**WORK REQUEST**
Exact reproduction required: print each line of the material below.

**DATA FOR ANALYSIS**
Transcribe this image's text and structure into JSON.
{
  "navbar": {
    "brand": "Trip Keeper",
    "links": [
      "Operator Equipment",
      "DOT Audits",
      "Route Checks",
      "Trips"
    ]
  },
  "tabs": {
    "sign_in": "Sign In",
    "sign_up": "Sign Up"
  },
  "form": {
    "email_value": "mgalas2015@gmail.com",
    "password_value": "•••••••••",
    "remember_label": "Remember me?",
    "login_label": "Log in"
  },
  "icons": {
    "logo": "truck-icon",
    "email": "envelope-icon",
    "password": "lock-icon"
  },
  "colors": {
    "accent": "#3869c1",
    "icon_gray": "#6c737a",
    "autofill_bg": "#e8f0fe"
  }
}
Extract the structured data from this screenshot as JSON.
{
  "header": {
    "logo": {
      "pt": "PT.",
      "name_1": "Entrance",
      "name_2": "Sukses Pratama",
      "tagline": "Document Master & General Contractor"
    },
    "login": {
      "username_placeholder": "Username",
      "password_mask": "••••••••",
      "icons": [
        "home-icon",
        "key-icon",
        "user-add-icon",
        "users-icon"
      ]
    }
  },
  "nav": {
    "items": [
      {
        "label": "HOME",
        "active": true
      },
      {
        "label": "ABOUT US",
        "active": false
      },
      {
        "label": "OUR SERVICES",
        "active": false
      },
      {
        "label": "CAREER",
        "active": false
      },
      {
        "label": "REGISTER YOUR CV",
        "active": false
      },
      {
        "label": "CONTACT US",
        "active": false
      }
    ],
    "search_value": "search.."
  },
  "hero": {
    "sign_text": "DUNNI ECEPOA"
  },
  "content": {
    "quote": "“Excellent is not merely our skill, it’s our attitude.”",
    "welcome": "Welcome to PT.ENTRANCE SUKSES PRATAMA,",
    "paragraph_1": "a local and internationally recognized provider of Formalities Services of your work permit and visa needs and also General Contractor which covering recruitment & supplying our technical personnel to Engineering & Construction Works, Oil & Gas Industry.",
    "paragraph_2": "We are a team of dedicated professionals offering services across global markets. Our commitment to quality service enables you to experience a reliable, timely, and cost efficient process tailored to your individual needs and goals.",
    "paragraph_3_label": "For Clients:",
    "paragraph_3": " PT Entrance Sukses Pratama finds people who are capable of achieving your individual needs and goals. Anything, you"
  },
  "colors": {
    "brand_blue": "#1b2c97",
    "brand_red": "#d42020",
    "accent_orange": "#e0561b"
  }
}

**ANSWER**
Transcribe this image's text and structure into JSON.
{
  "navbar": {
    "brand": "Trip Keeper",
    "links": [
      "Operator Equipment",
      "DOT Audits",
      "Route Checks",
      "Trips"
    ]
  },
  "tabs": {
    "sign_in": "Sign In",
    "sign_up": "Sign Up"
  },
  "form": {
    "email_value": "mgalas2015@gmail.com",
    "password_value": "•••••••••",
    "remember_label": "Remember me?",
    "login_label": "Log in"
  },
  "icons": {
    "logo": "truck-icon",
    "email": "envelope-icon",
    "password": "lock-icon"
  },
  "colors": {
    "accent": "#3869c1",
    "icon_gray": "#6c737a",
    "autofill_bg": "#e8f0fe"
  }
}
Extract the structured data from this screenshot as JSON.
{
  "header": {
    "logo": {
      "pt": "PT.",
      "name_1": "Entrance",
      "name_2": "Sukses Pratama",
      "tagline": "Document Master & General Contractor"
    },
    "login": {
      "username_placeholder": "Username",
      "password_mask": "••••••••",
      "icons": [
        "home-icon",
        "key-icon",
        "user-add-icon",
        "users-icon"
      ]
    }
  },
  "nav": {
    "items": [
      {
        "label": "HOME",
        "active": true
      },
      {
        "label": "ABOUT US",
        "active": false
      },
      {
        "label": "OUR SERVICES",
        "active": false
      },
      {
        "label": "CAREER",
        "active": false
      },
      {
        "label": "REGISTER YOUR CV",
        "active": false
      },
      {
        "label": "CONTACT US",
        "active": false
      }
    ],
    "search_value": "search.."
  },
  "hero": {
    "sign_text": "DUNNI ECEPOA"
  },
  "content": {
    "quote": "“Excellent is not merely our skill, it’s our attitude.”",
    "welcome": "Welcome to PT.ENTRANCE SUKSES PRATAMA,",
    "paragraph_1": "a local and internationally recognized provider of Formalities Services of your work permit and visa needs and also General Contractor which covering recruitment & supplying our technical personnel to Engineering & Construction Works, Oil & Gas Industry.",
    "paragraph_2": "We are a team of dedicated professionals offering services across global markets. Our commitment to quality service enables you to experience a reliable, timely, and cost efficient process tailored to your individual needs and goals.",
    "paragraph_3_label": "For Clients:",
    "paragraph_3": " PT Entrance Sukses Pratama finds people who are capable of achieving your individual needs and goals. Anything, you"
  },
  "colors": {
    "brand_blue": "#1b2c97",
    "brand_red": "#d42020",
    "accent_orange": "#e0561b"
  }
}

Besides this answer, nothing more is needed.